Planting your Tree

The size and stage of life of your tree will dictate how you approach planting your tree.


Seedlings are small trees, usually less than 15 cm tall. They come in small pots or as plugs wrapped in plastic or burlap. It is very important that you plant these trees right away, as the plugs can dry out very quickly. Dig a small hole twice as wide as the pot or plug. Plant the seedling only as deep as the level of the soil. Roots should not be exposed. You may want to protect seedlings with a tomato cage – this will keep pets, children and lawn equipment from crushing them.


Saplings are a bit larger, usually sold in 4 litre pots. Remove any sod and then dig a hole twice as wide as the container and about the same depth. You can check to ensure your hole is the correct depth by placing the tree in the hole and lining up the soil level in the container with the ground level. Carefully remove the pot – avoid pulling on the trunk. Once removed from the container, check the roots. If the roots are tightly compressed or pot-bound, use your fingers to carefully tease the fine roots away from the tight mass and then spread the roots. Seat the plant in the hole and back-fill the original soil. Mix in some compost if you wish. Fill the hole only to the soil level of the original container. Compress soil gently using your hands.

Large Tree

Trees can also come in wire baskets and burlap. These should be planted as above, but you do not need to remove the wire basket. The basket helps keep the root ball intact as you plant the tree. Once the tree is settled into the hole, cut back as much of the burlap as you can and fold back the wire loops so they don’t stick out of the ground. Fill in the hole, packing and watering as you backfill to allow the soil to settle.

Caring for your Tree

Once your tree is planted, it is important to make sure that you continue to take care of it, especially in its first few years of trying to establish itself.


Surround your tree with a thick ring of mulch. The mulch should not touch the tree, as it can rot the bark and kill the tree. Use at least 10 cm of mulch – mulch keeps moisture in and discourages weeds. Add new mulch each season as needed.


The most important gift you can give to a new tree is water. Like all plants, trees need water regularly. Newly planted trees are especially susceptible to dry conditions due to the shock of being transplanted. Watering a tree slowly and deeply is best. One way to do this is to turn a hose on very low and leave it at the base of the tree for 30-60 minutes. You can also use a soaker hose coiled around the drip line of the tree. Another way is to drill 2-3 (3/8 inch holes or less) in the base of a 20 litre (5 gallon) bucket. Water will drain slowly into the soil. Please view more watering instructions on our How to Water a Tree page.

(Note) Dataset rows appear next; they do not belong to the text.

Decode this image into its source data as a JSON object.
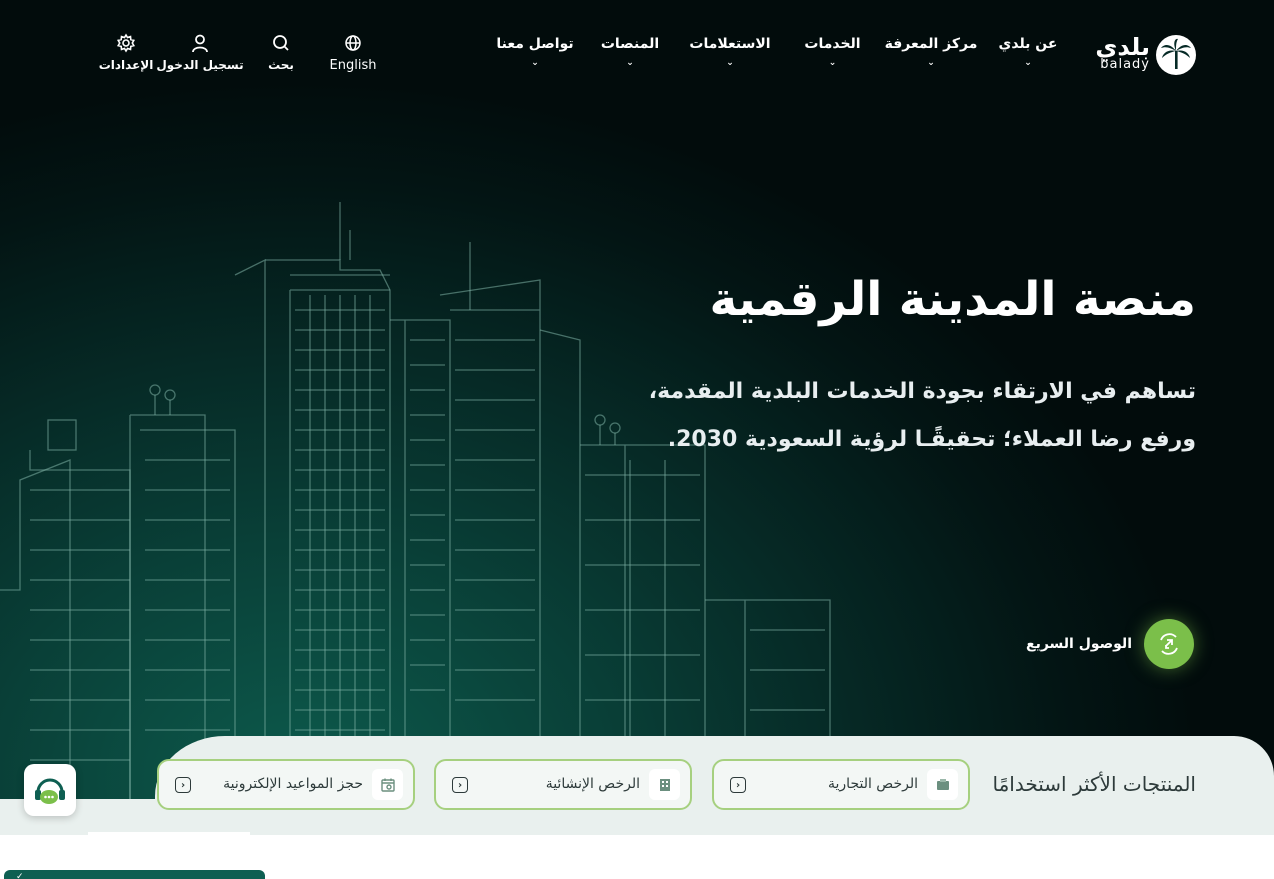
{
  "header": {
    "logo_ar": "بلدي",
    "logo_en": "balady",
    "nav": [
      {
        "label": "عن بلدي",
        "has_dropdown": true
      },
      {
        "label": "مركز المعرفة",
        "has_dropdown": true
      },
      {
        "label": "الخدمات",
        "has_dropdown": true
      },
      {
        "label": "الاستعلامات",
        "has_dropdown": true
      },
      {
        "label": "المنصات",
        "has_dropdown": true
      },
      {
        "label": "تواصل معنا",
        "has_dropdown": true
      }
    ],
    "tools": [
      {
        "label": "English",
        "icon": "globe-icon"
      },
      {
        "label": "بحث",
        "icon": "search-icon"
      },
      {
        "label": "تسجيل الدخول",
        "icon": "user-icon"
      },
      {
        "label": "الإعدادات",
        "icon": "gear-icon"
      }
    ]
  },
  "hero": {
    "title": "منصة المدينة الرقمية",
    "subtitle": "تساهم في الارتقاء بجودة الخدمات البلدية المقدمة، ورفع رضا العملاء؛ تحقيقًـا لرؤية السعودية 2030.",
    "quick_access": "الوصول السريع"
  },
  "products": {
    "title": "المنتجات الأكثر استخدامًا",
    "items": [
      {
        "label": "الرخص التجارية",
        "icon": "commercial-license-icon"
      },
      {
        "label": "الرخص الإنشائية",
        "icon": "building-license-icon"
      },
      {
        "label": "حجز المواعيد الإلكترونية",
        "icon": "appointment-icon"
      }
    ]
  },
  "colors": {
    "accent_green": "#7bbf4a",
    "card_border": "#a6d07f",
    "hero_dark": "#031514",
    "hero_teal": "#0d5a4c"
  }
}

New trees need our protection. Keep weed trimmers and lawnmowers at least a metre away from the base of the tree. Don’t allow children to play on the branches until they are well-established and able to withstand weight. Do not trim a tree without researching tree trimming methods, and never cut the leader off the top of the tree (also called “topping” or “pollarding”).